How to avoid bouncing or blacklisting
How to avoid your mail being branded as spam while it isn't.
Things your (ISP's) system administrator(s) should take care of.
Make sure you have a properly functioning reverse lookup. This should match the
forward and may not be an alias.
If your system is dual stack (both IPv4 and IPv6), make sure this works for
both IP addresses.
- The HELO / EHLO should be the fully qualified domain name and not just the
hostname. It should resolve to the ip nr of your mailserver or vice versa. If
your mailserver uses lots of interfaces which all have there own ip address,
create a 'fake' hostname which points to all interface addresses and use that
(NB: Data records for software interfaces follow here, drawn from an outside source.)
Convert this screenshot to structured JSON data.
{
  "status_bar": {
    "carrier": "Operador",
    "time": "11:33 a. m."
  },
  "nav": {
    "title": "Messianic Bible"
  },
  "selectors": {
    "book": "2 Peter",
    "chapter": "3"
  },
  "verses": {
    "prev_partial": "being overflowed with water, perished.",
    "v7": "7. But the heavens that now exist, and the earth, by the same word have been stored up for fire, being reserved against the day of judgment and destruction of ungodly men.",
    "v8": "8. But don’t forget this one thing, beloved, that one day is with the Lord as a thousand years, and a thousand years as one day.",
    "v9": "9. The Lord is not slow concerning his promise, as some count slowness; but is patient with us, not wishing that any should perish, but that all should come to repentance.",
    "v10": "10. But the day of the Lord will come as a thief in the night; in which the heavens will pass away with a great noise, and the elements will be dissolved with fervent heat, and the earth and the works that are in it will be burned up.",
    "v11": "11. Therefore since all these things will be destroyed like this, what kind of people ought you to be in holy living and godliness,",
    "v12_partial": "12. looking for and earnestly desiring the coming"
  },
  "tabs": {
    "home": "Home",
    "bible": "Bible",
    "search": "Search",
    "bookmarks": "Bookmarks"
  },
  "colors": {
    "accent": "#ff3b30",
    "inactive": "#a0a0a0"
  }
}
name in the HELO / EHLO. Make sure this works with both IPv4 and IPv6.
- The mailserver should not be an open relay; It should only accept mail if the
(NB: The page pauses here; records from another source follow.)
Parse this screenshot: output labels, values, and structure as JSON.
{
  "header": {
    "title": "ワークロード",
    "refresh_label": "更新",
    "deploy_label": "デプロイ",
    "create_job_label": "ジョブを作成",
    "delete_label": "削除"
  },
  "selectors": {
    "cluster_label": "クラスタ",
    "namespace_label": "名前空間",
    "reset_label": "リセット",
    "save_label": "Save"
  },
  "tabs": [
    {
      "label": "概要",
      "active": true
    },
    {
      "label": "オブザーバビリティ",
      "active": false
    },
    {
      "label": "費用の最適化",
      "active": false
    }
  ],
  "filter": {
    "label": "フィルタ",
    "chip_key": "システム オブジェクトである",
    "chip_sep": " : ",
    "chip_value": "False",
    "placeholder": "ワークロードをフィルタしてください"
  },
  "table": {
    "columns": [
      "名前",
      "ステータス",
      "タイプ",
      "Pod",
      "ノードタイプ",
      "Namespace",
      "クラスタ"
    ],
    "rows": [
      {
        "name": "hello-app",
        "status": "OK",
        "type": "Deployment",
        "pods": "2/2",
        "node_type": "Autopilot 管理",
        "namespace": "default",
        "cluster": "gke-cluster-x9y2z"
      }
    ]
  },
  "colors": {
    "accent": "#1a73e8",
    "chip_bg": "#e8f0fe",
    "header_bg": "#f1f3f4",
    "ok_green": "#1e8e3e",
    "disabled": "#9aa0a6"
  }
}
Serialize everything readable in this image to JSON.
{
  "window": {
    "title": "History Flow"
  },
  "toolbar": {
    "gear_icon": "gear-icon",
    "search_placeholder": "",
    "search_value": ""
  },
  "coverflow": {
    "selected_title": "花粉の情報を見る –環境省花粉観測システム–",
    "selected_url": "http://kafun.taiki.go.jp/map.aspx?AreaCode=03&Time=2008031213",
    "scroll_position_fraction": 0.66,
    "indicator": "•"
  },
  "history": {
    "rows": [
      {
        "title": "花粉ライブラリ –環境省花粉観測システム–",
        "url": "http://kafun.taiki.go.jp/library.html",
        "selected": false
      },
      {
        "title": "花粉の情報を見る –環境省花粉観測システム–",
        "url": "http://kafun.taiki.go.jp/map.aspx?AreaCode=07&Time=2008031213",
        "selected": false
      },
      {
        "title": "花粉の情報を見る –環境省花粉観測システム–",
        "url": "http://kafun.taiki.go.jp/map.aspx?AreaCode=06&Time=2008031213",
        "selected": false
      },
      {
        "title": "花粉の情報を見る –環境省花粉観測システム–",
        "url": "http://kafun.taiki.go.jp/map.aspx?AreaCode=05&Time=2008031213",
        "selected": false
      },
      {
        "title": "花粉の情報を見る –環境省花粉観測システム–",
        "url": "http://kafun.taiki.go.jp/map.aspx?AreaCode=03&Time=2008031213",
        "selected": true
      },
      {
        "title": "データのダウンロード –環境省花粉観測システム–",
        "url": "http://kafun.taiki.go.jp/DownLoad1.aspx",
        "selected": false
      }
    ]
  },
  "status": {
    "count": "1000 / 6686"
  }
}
sender or recipient are users / customers on your mailserver. It should not
accept mail if both the sender and recipient are completely unknown to the
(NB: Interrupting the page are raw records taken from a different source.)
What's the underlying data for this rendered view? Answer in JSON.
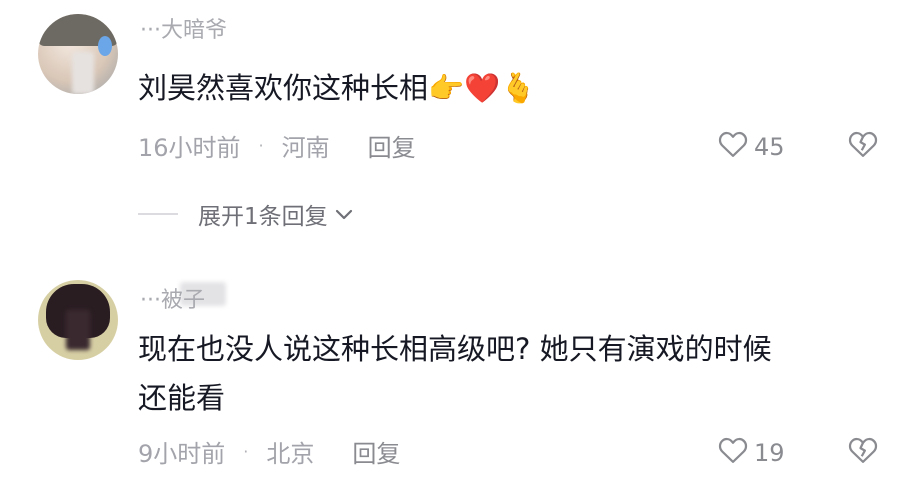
{
  "comments": [
    {
      "username": "···大暗爷",
      "text": "刘昊然喜欢你这种长相👉❤️🫰",
      "time": "16小时前",
      "location": "河南",
      "reply_label": "回复",
      "likes": "45",
      "expand_label": "展开1条回复"
    },
    {
      "username": "···被子",
      "text_line1": "现在也没人说这种长相高级吧? 她只有演戏的时候",
      "text_line2": "还能看",
      "time": "9小时前",
      "location": "北京",
      "reply_label": "回复",
      "likes": "19"
    }
  ],
  "separator": "·",
  "icons": {
    "like": "heart-outline-icon",
    "dislike": "broken-heart-icon",
    "expand": "chevron-down-icon"
  },
  "colors": {
    "text": "#161823",
    "meta": "#a3a4ab",
    "username": "#a9aab0"
  }
}
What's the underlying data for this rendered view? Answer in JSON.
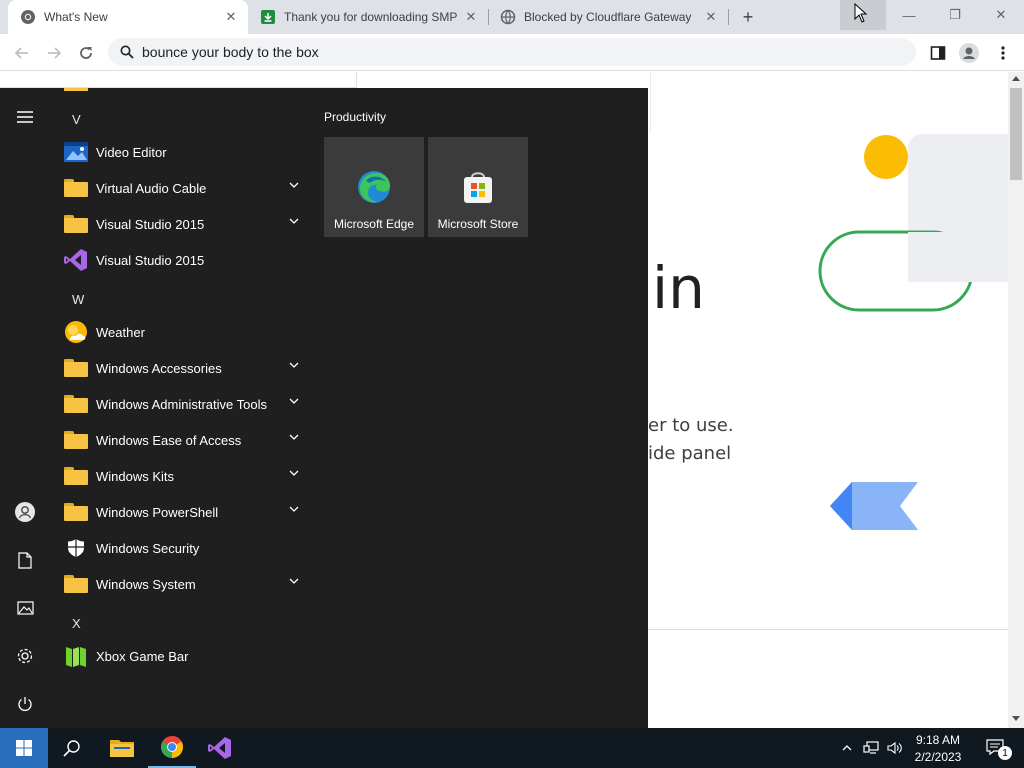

- Do not bounce when you really should reject. A setup which first accepts
the mail, only to send a bounce message later is just like an open relay.
Many systems will test to see if you accept mail for random addresses and
refuse all your mail if you do.
See Bouncing is evil for more information.
- There should be working postmaster and abuse accounts.
- Do NOT disable your verify (VRFI). Many mailservers will check both
transport and content sender and recipient. The combination of a spam message,
a non existent sender and a disabled verify will lead to a failing bounce. Many
sysadmins will block ALL MAIL from hosts which generate a lot of bouncing
- Make sure your bounces contain all original header information. bounces
with stripped headers are rejected by a lot of systems.
Your servers should use NTP to synchronise to an atomic
Mail with incorrect time is often rejected.
Make sure both your domain and your ip nr(s) are properly registered with whois.
Check that whois actually works properly. Some TLDs (Top Level Domains) don't
have a whois at all. Do not use these domains.
Sending mail without any form of registration is a spammer's heaven. You don't
want to support or be associated with spammers, do you now?
Things you should take care of.
Make sure the stuff your ISP does is actually RFC compliant. If not, change ISP.
If in doubt, get expert advice. And don't forget to get a 2nd and 3rd opinion.
- Make sure that the sender and recipient addresses are correct. Use a combined
full name and login name; 'John Doe <email@example.com>'.
- In case of a BCC (Blind Carbon Copy), put something like
'Undisclosed recipients: ;' in the 'To: ' field. This string should
NOT contain a '@', '<' or '>'.
- Use a subject giving a short description of the content of the email.
- Do not send large attachments unless at the recipient's request. If zipping
your attachment makes it much smaller, zip it.
- Do not send attachments unless you are sure the recipient has software
capable of reading your attachment.
- Use a mail program that generates a RFC compliant message id. It should look
more or less like; 'Message-Id: <E1BnfcM-0000bf-GI@mail.example.com>' or
'Message-Id: <firstname.lastname@example.org>' or
- Use a character set that is supported by the recipient. If in doubt, use
US-ASCII. Use UTF-8 (Unicode) whenever
- Don't use too many capitals. 'LOUD' emails are usually considered spam.
- Don't send HTML mail. HTML mail is often considered to be spam.
- Synchronise your PC to an atomic clock.
Mail with an incorrect time is often considered to be spam.